A ‘DNA nanotrain’ for targeted cancer drug transport

Targeted chemotherapy delivery without toxic side-effects
May 2, 2013

Chemotherapy drugs are specifically transported to target cancer cells carried on DNA “box cars” and powered by an aptamer “locomotive,” unloaded, and then induce cytotoxicity to cancer cells (credit: University of Florida)

University of Florida researchers have developed a “DNA nanotrain” that fast-tracks its payload of cancer-fighting drugs and bioimaging agents to tumor cells deep within the body.

The nanotrains can cost-effectively deliver high doses of drugs to precisely targeted cancers and other medical maladies without leaving behind toxic nano-clutter.

DNA nanotechnology holds great promise as a new way to deliver chemotherapy directly to cancer cells, but until now, scientists have not been able to direct nanotherapies to consistently differentiate cancer cells from healthy ones. Other limiting factors include high costs, too-small amounts of drugs delivered, and potential toxic side effects.

“Most nanotechnology relies on a nanoparticle approach, and the particles are made of inorganic materials; after they’ve been used as a carrier for the drug, they’ll be left inside the body,” said the study’s lead investigator, Weihong Tan, a UF distinguished professor of chemistry, professor of physiology and functional genomics, and a member of the UF Shands Cancer Center and the UF Genetics Institute.

“Compared to existing nanostructures, our nanotrain is easier and cheaper to make, is highly specific to cancer cells, has a lot of drug-loading power, and is very much biocompatible.”

Tan’s DNA nanotrain is a three-dimensional structure composed of short strands of DNA tethered together into one long train. On the end of the nanotrain is an aptamer, a tiny piece of nucleic acid serving as the train’s “locomotive” on biochemical autopilot to home in on and bind to specific cancer cells. Trailing behind are tethered DNA structures that serve as side-by-side, high-capacity “box cars,” transporting bioimaging agents or drug cargos to their targets.

“The beauty of the nanotrain is that by using different disease biomarkers, you can hitch different types of DNA probes as the train’s ‘locomotive’ to recognize and target different types of cancers,” Tan said. “We’ve precisely targeted leukemia, lung and liver cancer cells, and because the DNA probes are so precise in targeting only specific types of cancer cells, we’ve seen dramatic reduction in drug toxicity in comparison to standard chemotherapies, which don’t discriminate well between cancerous and healthy cells.”

Tan and his colleagues report that the DNA nanotrains can be cost-effectively made by mixing bits of DNA in a liquid medium. The mixture is then exposed to a compound that stimulates the pieces of DNA to seek each other out and self-assemble into the DNA nanotrains. The type of cancer cell the DNA nanotrain will seek out and destroy is determined by the specific compound added to the mixture as the trigger.
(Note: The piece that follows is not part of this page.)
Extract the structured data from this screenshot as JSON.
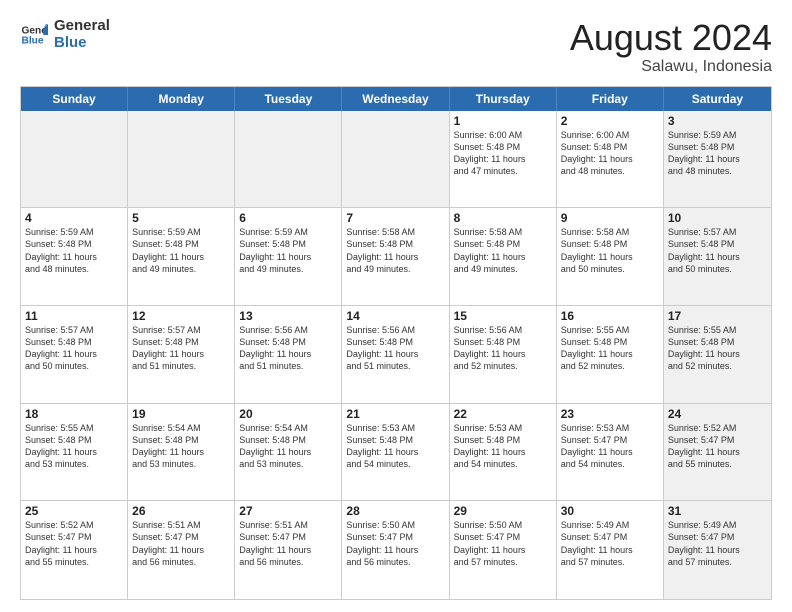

The study demonstrated in vitro and in mice that the DNA nanotrains exclusively target the cancer cells for which their probes were programmed. The DNA probes go straight to the cancer cells, leading the nanotrains to dock on the cell membranes and gain entry into the cells. Once inside, the drug payloads disperse, killing the cancer cells, a process Tan and his team monitored in real time by measuring the amount of fluorescent light emitted. The biodegradable components of the DNA nanotrains decay with the dead cancer cells and are removed by the body’s normal housekeeping mechanisms.

“Our study found that when loaded with anticancer drugs, these nanotrains inhibited tumor growth in mice more than in those that received drugs injected freely into the bloodstream. What’s more exciting is that the mice treated with these nanotrains suffered dramatically fewer side effects than those treated with free drugs,” said Guizhi Zhu, a UF doctoral student who was instrumental in the study. “This is what we aim to achieve for future clinical health care of cancer patients.”

In addition to longer survival and inhibited tumor growth, the mice that were treated with nanotrain drug delivery experienced less weight loss and are in better condition physically than both the mice that received injected therapy and the mouse control group that received no treatment. Tan and his team attribute these improved outcomes to greatly reduced toxicity achieved by the targeted nanotrain drug delivery.

“We think we have demonstrated that these DNA nanotrains are a promising targeted drug transport platform for delivery of cancer chemotherapeutics with very low toxicity to healthy tissues, and that the platform has wide application for many different cancer types,” Tan said. “Moving forward, we are working to identify optimum dosage using mouse models for T-cell leukemia, lung and liver cancers and triple negative breast cancer.

“It’s very exciting, but we still have a long way to go before human trials,” he said.